(YOUR OBJECTIVE): Copy all lines holding the word "Ethernet" from the entries.

SUPPLIED MATERIAL Start Marker

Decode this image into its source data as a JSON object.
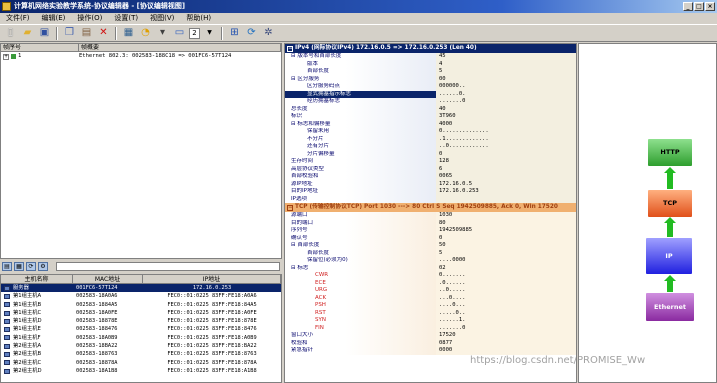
{
  "window": {
    "title": "计算机网络实验教学系统-协议编辑器 - [协议编辑视图]",
    "buttons": [
      "_",
      "□",
      "×"
    ]
  },
  "menu": [
    "文件(F)",
    "编辑(E)",
    "操作(O)",
    "设置(T)",
    "视图(V)",
    "帮助(H)"
  ],
  "toolbar": {
    "icons": [
      "new-icon",
      "open-icon",
      "save-icon",
      "copy-icon",
      "paste-icon",
      "delete-icon",
      "calculator-icon",
      "send-icon",
      "receive-icon",
      "list-icon",
      "counter-icon",
      "network-icon",
      "refresh-icon",
      "settings-icon"
    ],
    "counter_value": "2"
  },
  "frames": {
    "headers": [
      "帧序号",
      "帧概要"
    ],
    "rows": [
      {
        "index": "1",
        "summary": "Ethernet 802.3: 002583-188C18 => 001FC6-57T124"
      }
    ]
  },
  "hosts": {
    "headers": [
      "主机名称",
      "MAC地址",
      "IP地址"
    ],
    "rows": [
      {
        "name": "服务器",
        "mac": "001FC6-57T124",
        "ip": "172.16.0.253",
        "selected": true
      },
      {
        "name": "第1组主机A",
        "mac": "002583-18A0A6",
        "ip": "FEC0::01:0225 83FF:FE18:A0A6",
        "selected": false
      },
      {
        "name": "第1组主机B",
        "mac": "002583-1884A5",
        "ip": "FEC0::01:0225 83FF:FE18:84A5",
        "selected": false
      },
      {
        "name": "第1组主机C",
        "mac": "002583-18A0FE",
        "ip": "FEC0::01:0225 83FF:FE18:A0FE",
        "selected": false
      },
      {
        "name": "第1组主机D",
        "mac": "002583-18878E",
        "ip": "FEC0::01:0225 83FF:FE18:878E",
        "selected": false
      },
      {
        "name": "第1组主机E",
        "mac": "002583-188476",
        "ip": "FEC0::01:0225 83FF:FE18:8476",
        "selected": false
      },
      {
        "name": "第1组主机F",
        "mac": "002583-18A0B9",
        "ip": "FEC0::01:0225 83FF:FE18:A0B9",
        "selected": false
      },
      {
        "name": "第2组主机A",
        "mac": "002583-18BA22",
        "ip": "FEC0::01:0225 83FF:FE18:BA22",
        "selected": false
      },
      {
        "name": "第2组主机B",
        "mac": "002583-188763",
        "ip": "FEC0::01:0225 83FF:FE18:8763",
        "selected": false
      },
      {
        "name": "第2组主机C",
        "mac": "002583-18878A",
        "ip": "FEC0::01:0225 83FF:FE18:878A",
        "selected": false
      },
      {
        "name": "第2组主机D",
        "mac": "002583-18A1B8",
        "ip": "FEC0::01:0225 83FF:FE18:A1B8",
        "selected": false
      }
    ]
  },
  "ip_section": {
    "header": "IPv4 (网际协议IPv4) 172.16.0.5 => 172.16.0.253 (Len 40)",
    "fields": [
      {
        "name": "⊟ 版本号和首部长度",
        "value": "45",
        "indent": 0,
        "style": ""
      },
      {
        "name": "版本",
        "value": "4",
        "indent": 2,
        "style": ""
      },
      {
        "name": "首部长度",
        "value": "5",
        "indent": 2,
        "style": ""
      },
      {
        "name": "⊟ 区分服务",
        "value": "00",
        "indent": 0,
        "style": ""
      },
      {
        "name": "区分服务码点",
        "value": "000000..",
        "indent": 2,
        "style": ""
      },
      {
        "name": "显式拥塞指示标志",
        "value": "......0.",
        "indent": 2,
        "style": "hl"
      },
      {
        "name": "经历拥塞标志",
        "value": ".......0",
        "indent": 2,
        "style": ""
      },
      {
        "name": "总长度",
        "value": "40",
        "indent": 0,
        "style": ""
      },
      {
        "name": "标识",
        "value": "3T960",
        "indent": 0,
        "style": ""
      },
      {
        "name": "⊟ 标志和偏移量",
        "value": "4000",
        "indent": 0,
        "style": ""
      },
      {
        "name": "保留未用",
        "value": "0..............",
        "indent": 2,
        "style": ""
      },
      {
        "name": "不分片",
        "value": ".1.............",
        "indent": 2,
        "style": ""
      },
      {
        "name": "还有分片",
        "value": "..0............",
        "indent": 2,
        "style": ""
      },
      {
        "name": "分片偏移量",
        "value": "0",
        "indent": 2,
        "style": ""
      },
      {
        "name": "生存时间",
        "value": "128",
        "indent": 0,
        "style": ""
      },
      {
        "name": "高层协议类型",
        "value": "6",
        "indent": 0,
        "style": ""
      },
      {
        "name": "首部校验和",
        "value": "0065",
        "indent": 0,
        "style": ""
      },
      {
        "name": "源IP地址",
        "value": "172.16.0.5",
        "indent": 0,
        "style": ""
      },
      {
        "name": "目的IP地址",
        "value": "172.16.0.253",
        "indent": 0,
        "style": ""
      },
      {
        "name": "IP选项",
        "value": "",
        "indent": 0,
        "style": ""
      }
    ]
  },
  "tcp_section": {
    "header": "TCP (传输控制协议TCP) Port 1030 ---> 80 Ctrl S Seq 1942509885, Ack 0, Win 17520",
    "fields": [
      {
        "name": "源端口",
        "value": "1030",
        "indent": 0,
        "style": ""
      },
      {
        "name": "目的端口",
        "value": "80",
        "indent": 0,
        "style": ""
      },
      {
        "name": "序列号",
        "value": "1942509885",
        "indent": 0,
        "style": ""
      },
      {
        "name": "确认号",
        "value": "0",
        "indent": 0,
        "style": ""
      },
      {
        "name": "⊟ 首部长度",
        "value": "50",
        "indent": 0,
        "style": ""
      },
      {
        "name": "首部长度",
        "value": "5",
        "indent": 2,
        "style": ""
      },
      {
        "name": "保留位(必须为0)",
        "value": "....0000",
        "indent": 2,
        "style": ""
      },
      {
        "name": "⊟ 标志",
        "value": "02",
        "indent": 0,
        "style": ""
      },
      {
        "name": "CWR",
        "value": "0.......",
        "indent": 3,
        "style": "red"
      },
      {
        "name": "ECE",
        "value": ".0......",
        "indent": 3,
        "style": "red"
      },
      {
        "name": "URG",
        "value": "..0.....",
        "indent": 3,
        "style": "red"
      },
      {
        "name": "ACK",
        "value": "...0....",
        "indent": 3,
        "style": "red"
      },
      {
        "name": "PSH",
        "value": "....0...",
        "indent": 3,
        "style": "red"
      },
      {
        "name": "RST",
        "value": ".....0..",
        "indent": 3,
        "style": "red"
      },
      {
        "name": "SYN",
        "value": "......1.",
        "indent": 3,
        "style": "red"
      },
      {
        "name": "FIN",
        "value": ".......0",
        "indent": 3,
        "style": "red"
      },
      {
        "name": "窗口大小",
        "value": "17520",
        "indent": 0,
        "style": ""
      },
      {
        "name": "校验和",
        "value": "0877",
        "indent": 0,
        "style": ""
      },
      {
        "name": "紧急指针",
        "value": "0000",
        "indent": 0,
        "style": ""
      }
    ]
  },
  "stack": {
    "layers": [
      "HTTP",
      "TCP",
      "IP",
      "Ethernet"
    ]
  },
  "watermark": "https://blog.csdn.net/PROMISE_Ww"
}
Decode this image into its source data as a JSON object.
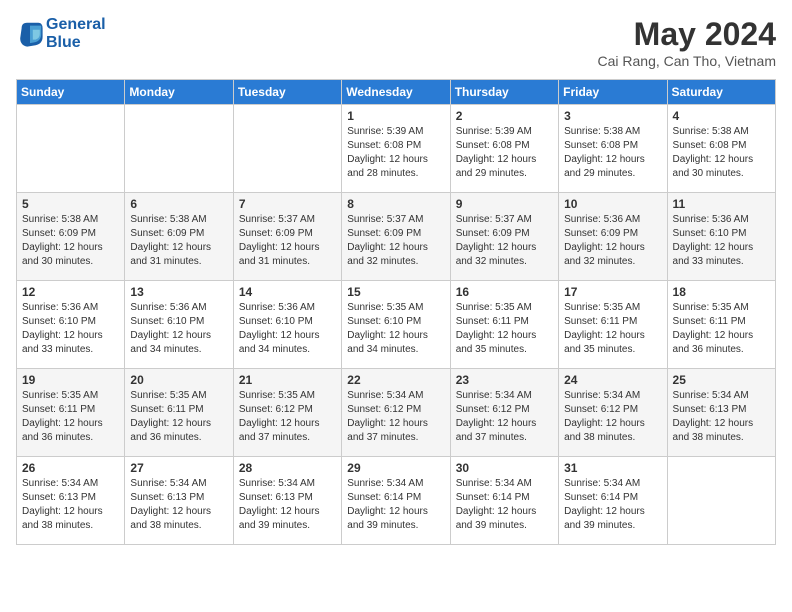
{
  "header": {
    "logo_line1": "General",
    "logo_line2": "Blue",
    "month": "May 2024",
    "location": "Cai Rang, Can Tho, Vietnam"
  },
  "weekdays": [
    "Sunday",
    "Monday",
    "Tuesday",
    "Wednesday",
    "Thursday",
    "Friday",
    "Saturday"
  ],
  "weeks": [
    [
      {
        "day": "",
        "info": ""
      },
      {
        "day": "",
        "info": ""
      },
      {
        "day": "",
        "info": ""
      },
      {
        "day": "1",
        "info": "Sunrise: 5:39 AM\nSunset: 6:08 PM\nDaylight: 12 hours\nand 28 minutes."
      },
      {
        "day": "2",
        "info": "Sunrise: 5:39 AM\nSunset: 6:08 PM\nDaylight: 12 hours\nand 29 minutes."
      },
      {
        "day": "3",
        "info": "Sunrise: 5:38 AM\nSunset: 6:08 PM\nDaylight: 12 hours\nand 29 minutes."
      },
      {
        "day": "4",
        "info": "Sunrise: 5:38 AM\nSunset: 6:08 PM\nDaylight: 12 hours\nand 30 minutes."
      }
    ],
    [
      {
        "day": "5",
        "info": "Sunrise: 5:38 AM\nSunset: 6:09 PM\nDaylight: 12 hours\nand 30 minutes."
      },
      {
        "day": "6",
        "info": "Sunrise: 5:38 AM\nSunset: 6:09 PM\nDaylight: 12 hours\nand 31 minutes."
      },
      {
        "day": "7",
        "info": "Sunrise: 5:37 AM\nSunset: 6:09 PM\nDaylight: 12 hours\nand 31 minutes."
      },
      {
        "day": "8",
        "info": "Sunrise: 5:37 AM\nSunset: 6:09 PM\nDaylight: 12 hours\nand 32 minutes."
      },
      {
        "day": "9",
        "info": "Sunrise: 5:37 AM\nSunset: 6:09 PM\nDaylight: 12 hours\nand 32 minutes."
      },
      {
        "day": "10",
        "info": "Sunrise: 5:36 AM\nSunset: 6:09 PM\nDaylight: 12 hours\nand 32 minutes."
      },
      {
        "day": "11",
        "info": "Sunrise: 5:36 AM\nSunset: 6:10 PM\nDaylight: 12 hours\nand 33 minutes."
      }
    ],
    [
      {
        "day": "12",
        "info": "Sunrise: 5:36 AM\nSunset: 6:10 PM\nDaylight: 12 hours\nand 33 minutes."
      },
      {
        "day": "13",
        "info": "Sunrise: 5:36 AM\nSunset: 6:10 PM\nDaylight: 12 hours\nand 34 minutes."
      },
      {
        "day": "14",
        "info": "Sunrise: 5:36 AM\nSunset: 6:10 PM\nDaylight: 12 hours\nand 34 minutes."
      },
      {
        "day": "15",
        "info": "Sunrise: 5:35 AM\nSunset: 6:10 PM\nDaylight: 12 hours\nand 34 minutes."
      },
      {
        "day": "16",
        "info": "Sunrise: 5:35 AM\nSunset: 6:11 PM\nDaylight: 12 hours\nand 35 minutes."
      },
      {
        "day": "17",
        "info": "Sunrise: 5:35 AM\nSunset: 6:11 PM\nDaylight: 12 hours\nand 35 minutes."
      },
      {
        "day": "18",
        "info": "Sunrise: 5:35 AM\nSunset: 6:11 PM\nDaylight: 12 hours\nand 36 minutes."
      }
    ],
    [
      {
        "day": "19",
        "info": "Sunrise: 5:35 AM\nSunset: 6:11 PM\nDaylight: 12 hours\nand 36 minutes."
      },
      {
        "day": "20",
        "info": "Sunrise: 5:35 AM\nSunset: 6:11 PM\nDaylight: 12 hours\nand 36 minutes."
      },
      {
        "day": "21",
        "info": "Sunrise: 5:35 AM\nSunset: 6:12 PM\nDaylight: 12 hours\nand 37 minutes."
      },
      {
        "day": "22",
        "info": "Sunrise: 5:34 AM\nSunset: 6:12 PM\nDaylight: 12 hours\nand 37 minutes."
      },
      {
        "day": "23",
        "info": "Sunrise: 5:34 AM\nSunset: 6:12 PM\nDaylight: 12 hours\nand 37 minutes."
      },
      {
        "day": "24",
        "info": "Sunrise: 5:34 AM\nSunset: 6:12 PM\nDaylight: 12 hours\nand 38 minutes."
      },
      {
        "day": "25",
        "info": "Sunrise: 5:34 AM\nSunset: 6:13 PM\nDaylight: 12 hours\nand 38 minutes."
      }
    ],
    [
      {
        "day": "26",
        "info": "Sunrise: 5:34 AM\nSunset: 6:13 PM\nDaylight: 12 hours\nand 38 minutes."
      },
      {
        "day": "27",
        "info": "Sunrise: 5:34 AM\nSunset: 6:13 PM\nDaylight: 12 hours\nand 38 minutes."
      },
      {
        "day": "28",
        "info": "Sunrise: 5:34 AM\nSunset: 6:13 PM\nDaylight: 12 hours\nand 39 minutes."
      },
      {
        "day": "29",
        "info": "Sunrise: 5:34 AM\nSunset: 6:14 PM\nDaylight: 12 hours\nand 39 minutes."
      },
      {
        "day": "30",
        "info": "Sunrise: 5:34 AM\nSunset: 6:14 PM\nDaylight: 12 hours\nand 39 minutes."
      },
      {
        "day": "31",
        "info": "Sunrise: 5:34 AM\nSunset: 6:14 PM\nDaylight: 12 hours\nand 39 minutes."
      },
      {
        "day": "",
        "info": ""
      }
    ]
  ]
}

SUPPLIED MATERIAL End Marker

(RESPONSE TO THIS EXERCISE):
        "summary": "Ethernet 802.3: 002583-188C18 => 001FC6-57T124"
      "Ethernet"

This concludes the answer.